MADISON (WKOW) -- Wisconsin has set new single-day records for confirmed new cases of COVID-19 twice in the past five days. Cases among people between 18 and 24 years old are driving the trend as colleges across the state rush to tighten protocols.
On Monday, UW-Madison Chancellor Rebecca Blank answered questions about the spike on the campus of the state's flagship university. Blank defended the decision to bring back students amid criticism that such outbreaks at colleges across the U.S. were inevitable.
"I know not everyone is going to agree with this next statement but I do believe the decision to open campus this fall was the right one, for several reasons," Blank said. "In-person instruction is the better way for most students to learn."
Blank added thousands of students already had apartments rented in Madison and said in-person classes were more likely to keep those students in a regimen.
UW-Health Chief Quality Officer Jeff Pothof said he understands the criticism because college living is inherently more risky during a pandemic.
"When you're in college, you typically don't have the resources to have your own apartment," Pothof said. "Many people are in dorms so we create congregate living that would also help accelerate transmission of COVID-19."
Pothof added it was a challenging decision for university administrators because there was no way to know for certain outbreaks would occur, let alone to the extent they have in Madison, where Blank said Sellery Hall -- one of two dorms now under a two-week quarantine -- has an infection rate of 20 percent.
"I think people will look back on that and say 'how could (avoiding outbreaks) have possibly been expected?' But I think it's just hard to know," Pothof said. "There's clearly a benefit to trying to get these folks back on campus, to have something meaningful as far as education goes."
Pothof said he's now tracking the case information as broken down by age. Every age group except the 18-24 demographic is either declining or staying the same in terms of new case rate. If that trend spreads to other groups, Pothof said that would signal community spread has extended beyond campuses.
"That age bracket would start to shift a little bit so you'd get outside of that 18-34, you would start to see a little more in that older age group," he said.
The other metric Pothof said he's watching is hospitalizations. In Dane County, the number of COVID-19 inpatients has ranged between 22 and 30 going back to August 25.
"If we started to see trends in hospitalizations uptick, that might be an early indicator that this has gotten outside that campus group and you're starting to see more illness in those populations that won't fare as well," Pothof said.

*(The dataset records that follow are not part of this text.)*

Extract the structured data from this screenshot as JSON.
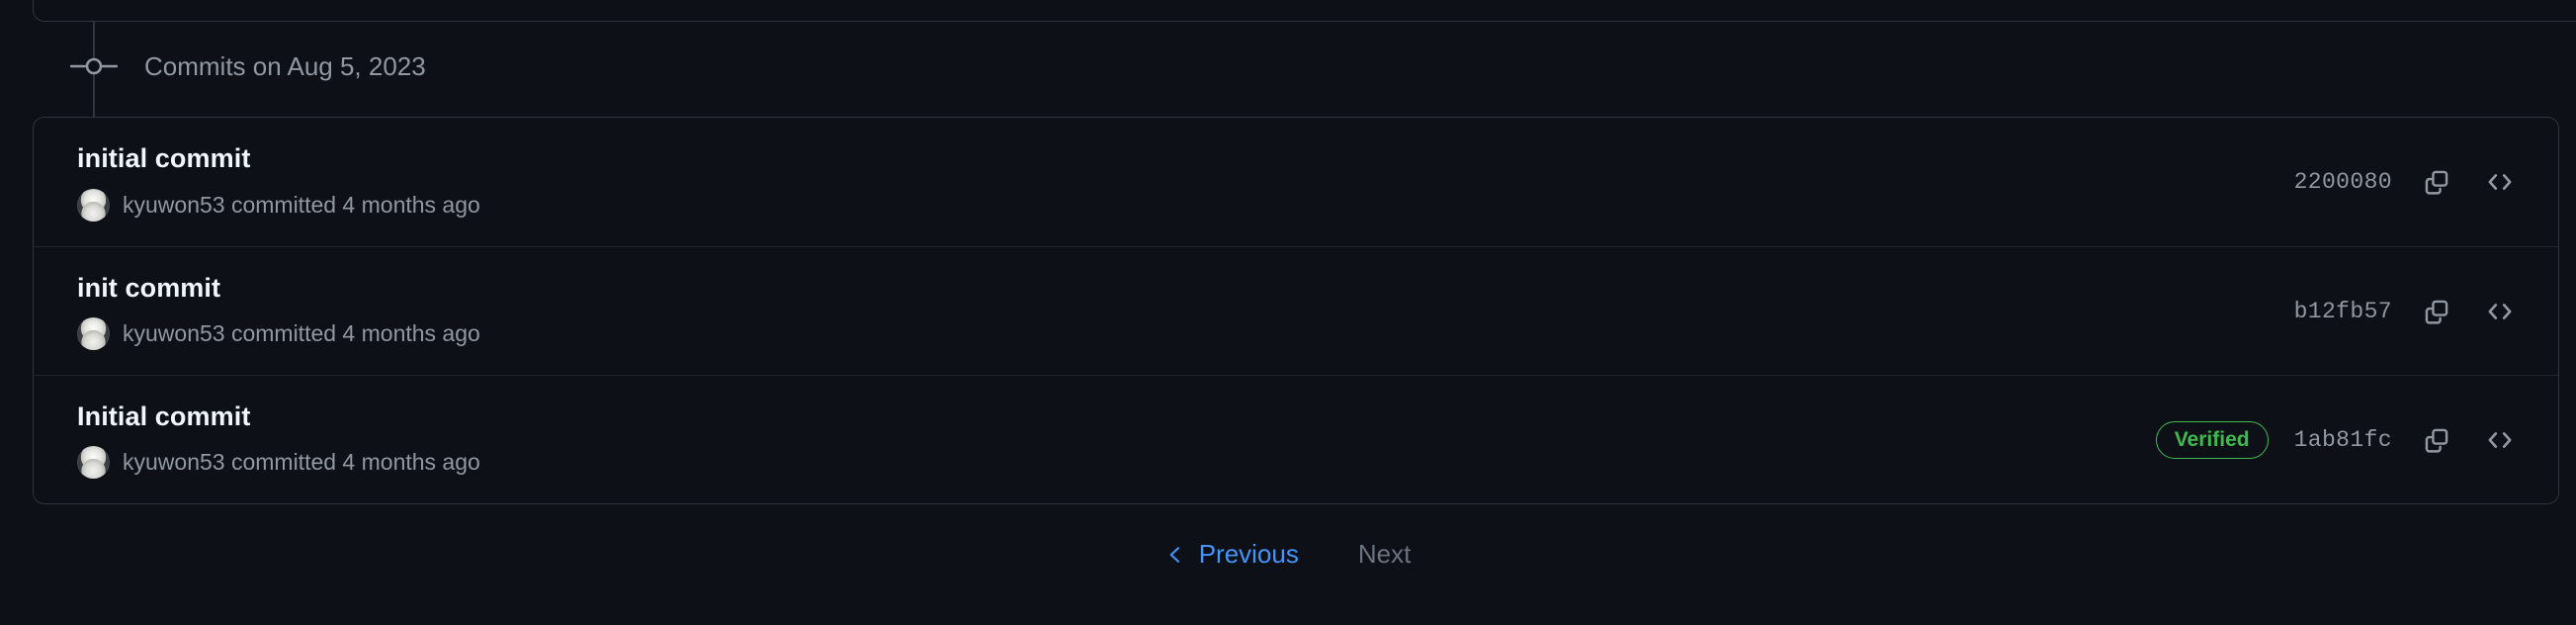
{
  "timeline": {
    "group_header": {
      "icon": "git-commit-icon",
      "label": "Commits on Aug 5, 2023"
    }
  },
  "commits": [
    {
      "title": "initial commit",
      "avatar": "user-avatar",
      "meta": "kyuwon53 committed 4 months ago",
      "author": "kyuwon53",
      "relative_time": "4 months ago",
      "verified": null,
      "sha": "2200080",
      "copy_icon": "copy-icon",
      "browse_icon": "code-icon"
    },
    {
      "title": "init commit",
      "avatar": "user-avatar",
      "meta": "kyuwon53 committed 4 months ago",
      "author": "kyuwon53",
      "relative_time": "4 months ago",
      "verified": null,
      "sha": "b12fb57",
      "copy_icon": "copy-icon",
      "browse_icon": "code-icon"
    },
    {
      "title": "Initial commit",
      "avatar": "user-avatar",
      "meta": "kyuwon53 committed 4 months ago",
      "author": "kyuwon53",
      "relative_time": "4 months ago",
      "verified": "Verified",
      "sha": "1ab81fc",
      "copy_icon": "copy-icon",
      "browse_icon": "code-icon"
    }
  ],
  "pagination": {
    "previous_label": "Previous",
    "next_label": "Next",
    "previous_icon": "chevron-left-icon",
    "previous_enabled": true,
    "next_enabled": false
  },
  "colors": {
    "background": "#0d1117",
    "border": "#30363d",
    "divider": "#21262d",
    "text_primary": "#f0f6fc",
    "text_muted": "#9198a1",
    "link": "#4493f8",
    "verified_green": "#3fb950",
    "disabled": "#6b7280"
  }
}
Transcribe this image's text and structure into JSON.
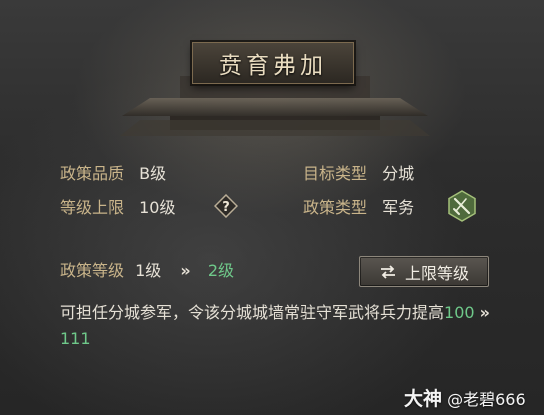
{
  "title": "贲育弗加",
  "policy": {
    "quality_label": "政策品质",
    "quality_value": "B级",
    "target_type_label": "目标类型",
    "target_type_value": "分城",
    "level_cap_label": "等级上限",
    "level_cap_value": "10级",
    "policy_type_label": "政策类型",
    "policy_type_value": "军务",
    "level_label": "政策等级",
    "level_current": "1级",
    "level_arrow": "»",
    "level_next": "2级",
    "help_icon": "question-icon",
    "type_icon": "military-sword-icon"
  },
  "upgrade_cap_button": {
    "label": "上限等级",
    "icon": "swap-arrows-icon"
  },
  "description": {
    "text": "可担任分城参军，令该分城城墙常驻守军武将兵力提高",
    "from": "100",
    "arrow": "»",
    "to": "111"
  },
  "watermark": {
    "brand": "大神",
    "user": "@老碧666"
  },
  "colors": {
    "label": "#c9b48a",
    "value": "#e6e1d6",
    "upgrade_green": "#6fc98a"
  }
}
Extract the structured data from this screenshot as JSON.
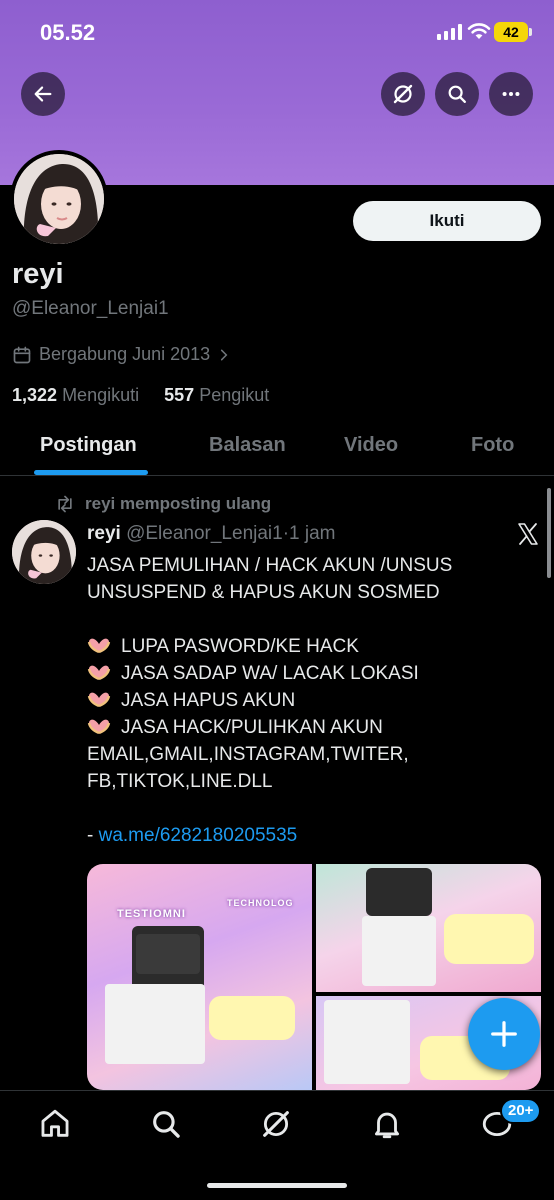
{
  "status_bar": {
    "time": "05.52",
    "battery": "42"
  },
  "profile": {
    "name": "reyi",
    "handle": "@Eleanor_Lenjai1",
    "joined": "Bergabung Juni 2013",
    "following_count": "1,322",
    "following_label": "Mengikuti",
    "followers_count": "557",
    "followers_label": "Pengikut",
    "follow_button": "Ikuti"
  },
  "tabs": [
    {
      "label": "Postingan",
      "active": true
    },
    {
      "label": "Balasan",
      "active": false
    },
    {
      "label": "Video",
      "active": false
    },
    {
      "label": "Foto",
      "active": false
    }
  ],
  "post": {
    "repost_label": "reyi memposting ulang",
    "author_name": "reyi",
    "author_handle": "@Eleanor_Lenjai1",
    "separator": "·",
    "time": "1 jam",
    "lines": {
      "l1": "JASA PEMULIHAN / HACK AKUN /UNSUS",
      "l2": "UNSUSPEND & HAPUS AKUN SOSMED",
      "l3": "LUPA PASWORD/KE HACK",
      "l4": "JASA SADAP WA/ LACAK LOKASI",
      "l5": "JASA HAPUS AKUN",
      "l6": "JASA HACK/PULIHKAN AKUN",
      "l7": "EMAIL,GMAIL,INSTAGRAM,TWITER,",
      "l8": "FB,TIKTOK,LINE.DLL",
      "dash": "- ",
      "link": "wa.me/6282180205535"
    },
    "media": {
      "title1": "TESTIOMNI",
      "title2": "TECHNOLOG"
    }
  },
  "nav_badge": "20+",
  "colors": {
    "accent": "#1d9bf0",
    "banner": "#9a6ad6",
    "background": "#000000"
  },
  "icons": [
    "back-arrow-icon",
    "grok-icon",
    "search-icon",
    "more-icon",
    "calendar-icon",
    "chevron-right-icon",
    "repost-icon",
    "x-logo-icon",
    "heart-hands-icon",
    "compose-plus-icon",
    "home-icon",
    "explore-icon",
    "grok-nav-icon",
    "notifications-icon",
    "messages-icon"
  ]
}
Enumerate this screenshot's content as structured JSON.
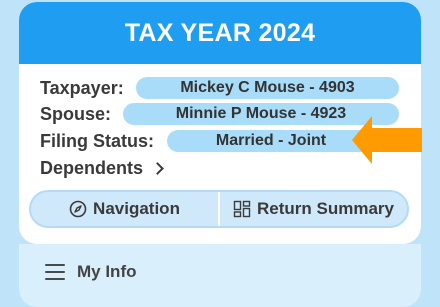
{
  "header": {
    "title": "TAX YEAR 2024"
  },
  "info": {
    "taxpayer_label": "Taxpayer:",
    "taxpayer_value": "Mickey C Mouse - 4903",
    "spouse_label": "Spouse:",
    "spouse_value": "Minnie P Mouse - 4923",
    "filing_status_label": "Filing Status:",
    "filing_status_value": "Married - Joint",
    "dependents_label": "Dependents"
  },
  "buttons": {
    "navigation_label": "Navigation",
    "return_summary_label": "Return Summary"
  },
  "menu": {
    "my_info_label": "My Info"
  },
  "colors": {
    "header": "#1f9df0",
    "pill": "#a9dcf9",
    "arrow": "#ff9a00",
    "background": "#bfe3f8"
  },
  "icons": {
    "navigation": "compass-icon",
    "return_summary": "summary-grid-icon",
    "dependents": "chevron-right-icon",
    "my_info": "hamburger-icon",
    "pointer": "arrow-left-icon"
  }
}
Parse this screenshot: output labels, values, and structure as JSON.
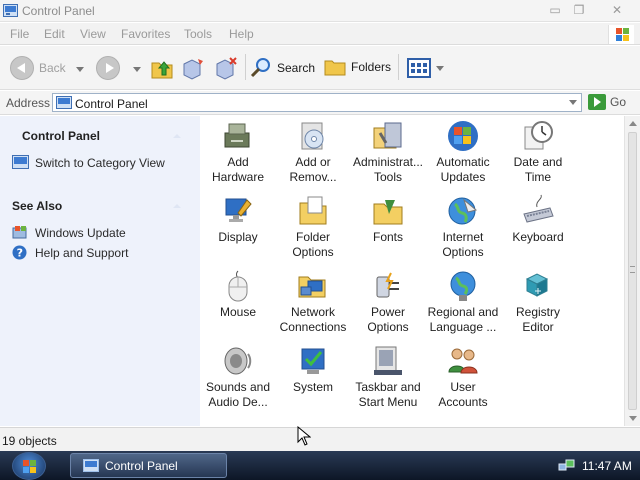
{
  "window": {
    "title": "Control Panel"
  },
  "menu": [
    "File",
    "Edit",
    "View",
    "Favorites",
    "Tools",
    "Help"
  ],
  "toolbar": {
    "back_label": "Back",
    "search_label": "Search",
    "folders_label": "Folders"
  },
  "address": {
    "label": "Address",
    "value": "Control Panel",
    "go_label": "Go"
  },
  "taskpane": {
    "control_panel_heading": "Control Panel",
    "switch_view": "Switch to Category View",
    "see_also_heading": "See Also",
    "links": [
      "Windows Update",
      "Help and Support"
    ]
  },
  "items": [
    {
      "label": "Add Hardware",
      "icon": "hardware-icon"
    },
    {
      "label": "Add or Remov...",
      "icon": "add-remove-programs-icon"
    },
    {
      "label": "Administrat... Tools",
      "icon": "admin-tools-icon"
    },
    {
      "label": "Automatic Updates",
      "icon": "windows-flag-icon"
    },
    {
      "label": "Date and Time",
      "icon": "clock-icon"
    },
    {
      "label": "Display",
      "icon": "display-icon"
    },
    {
      "label": "Folder Options",
      "icon": "folder-options-icon"
    },
    {
      "label": "Fonts",
      "icon": "fonts-folder-icon"
    },
    {
      "label": "Internet Options",
      "icon": "globe-icon"
    },
    {
      "label": "Keyboard",
      "icon": "keyboard-icon"
    },
    {
      "label": "Mouse",
      "icon": "mouse-icon"
    },
    {
      "label": "Network Connections",
      "icon": "network-icon"
    },
    {
      "label": "Power Options",
      "icon": "power-icon"
    },
    {
      "label": "Regional and Language ...",
      "icon": "regional-globe-icon"
    },
    {
      "label": "Registry Editor",
      "icon": "registry-icon"
    },
    {
      "label": "Sounds and Audio De...",
      "icon": "speaker-icon"
    },
    {
      "label": "System",
      "icon": "system-icon"
    },
    {
      "label": "Taskbar and Start Menu",
      "icon": "taskbar-icon"
    },
    {
      "label": "User Accounts",
      "icon": "users-icon"
    }
  ],
  "status": {
    "text": "19 objects"
  },
  "taskbar": {
    "task_label": "Control Panel",
    "clock": "11:47 AM"
  }
}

Blank said no UW-Madison students have required hospitalization. Pothof said that's not surprising given the low rates of hospitalization in young adults who contract the virus but added there are some students who could still get extremely sick and that it takes time for symptoms to worsen to the point where people feel they need to go see a doctor.
"Clearly, it's something we all have our eye on 'cause that would be the next logical thing," Pothof said. "If it starts hitting other populations, you would expect those case rates to start going up in hospitals."
The deadline for UW-Madison students to withdraw and receive a full tuition refund was last Friday. However, Blank said Monday the university was exploring extending that deadline. She added that if the dorms close for the semester or school year, residents would receive a prorated discount.
Blank said the university was investigating about 380 students for violation of COVID-19 protocols with eight students under review for emergency suspension.
Testing doesn't explain it all
Pothof said one reason for the dramatic spike in cases among largely asymptomatic college students is the testing regimen that's in place on campuses. UW-Madison requires students to get tested for COVID-19 every two weeks.
Blank shared a theory Monday that case rates would increase across the state if all residents took tests as often as students.
"It is possible that the presence of COVID out in the state, where we're doing very little testing, is higher than people realize and people have brought a higher instance here to campus," Blank said.
Pothof said he agrees the rates would increase across the board with more testing but did not think it would match the rate of spread at some of the state's universities. Pothof added testing resources are not vast enough to support testing at such a scale.
"If there were unlimited resources and everyone got tested at some sort of interval, you would see higher case numbers," Pothof said. "I doubt it would be as high as what you're seeing on campus."
One decision, then possibly another
Blank said the university will continue to monitor the testing data between now and September 23, the date through which all classes have moved online and Witte and Sellery Halls will remain in quarantine.
She said some of the metrics that will go into a decision to reopen the university, or to send students home, include rate of positive tests, whether spread is confined to parts of campus, and if the virus is spreading to faculty and staff.
"We're on a two-week hiatus, I hope we might bring these numbers down, that we might see some changes," Blank said. "And we'll be evaluating whether we reopen or not."
Pothof said it will be a critical stretch for the university.
"I think what we'll have to see in the next couple of weeks is... is it time to throw in the towel if we can't get this stuff under control and then having campuses being willing to make those hard decisions if that data seems to prove that," he said.
If the university does decide to close the dorms and send home students, Pothof said that would be an extremely sensitive situation from a public health perspective. He said any students exposed to COVID-19 should clear a quarantine period before returning home.
"Hopefully, the students you're able to send home, you can send home with some assurance they're not going to seed these smaller communities who likely have less resources to deal with a COVID outbreak," Pothof said.